• TASK BRIEF:
Work out how many lines in the following entries contain the string "kind", and write only that number.

• GIVEN INFORMATION:

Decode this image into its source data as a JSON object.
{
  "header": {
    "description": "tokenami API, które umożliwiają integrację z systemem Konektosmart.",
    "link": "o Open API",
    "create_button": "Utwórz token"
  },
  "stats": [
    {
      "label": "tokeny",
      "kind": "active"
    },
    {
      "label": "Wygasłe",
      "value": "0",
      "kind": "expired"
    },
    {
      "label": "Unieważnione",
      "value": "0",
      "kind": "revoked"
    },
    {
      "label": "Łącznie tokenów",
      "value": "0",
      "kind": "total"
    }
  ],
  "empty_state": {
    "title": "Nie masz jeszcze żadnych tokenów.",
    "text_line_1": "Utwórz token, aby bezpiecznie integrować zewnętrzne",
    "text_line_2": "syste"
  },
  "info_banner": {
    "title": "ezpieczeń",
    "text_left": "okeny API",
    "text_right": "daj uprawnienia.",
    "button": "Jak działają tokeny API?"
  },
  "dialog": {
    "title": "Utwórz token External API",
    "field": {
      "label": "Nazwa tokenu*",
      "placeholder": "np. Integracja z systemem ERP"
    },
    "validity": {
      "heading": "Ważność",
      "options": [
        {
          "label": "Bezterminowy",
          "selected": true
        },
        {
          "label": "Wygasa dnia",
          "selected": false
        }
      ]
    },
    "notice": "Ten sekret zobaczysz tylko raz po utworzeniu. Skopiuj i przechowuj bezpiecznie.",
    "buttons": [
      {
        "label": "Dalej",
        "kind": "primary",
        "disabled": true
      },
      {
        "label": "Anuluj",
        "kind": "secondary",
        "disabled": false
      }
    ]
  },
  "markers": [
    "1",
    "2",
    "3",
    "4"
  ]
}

• YOUR RESPONSE:
6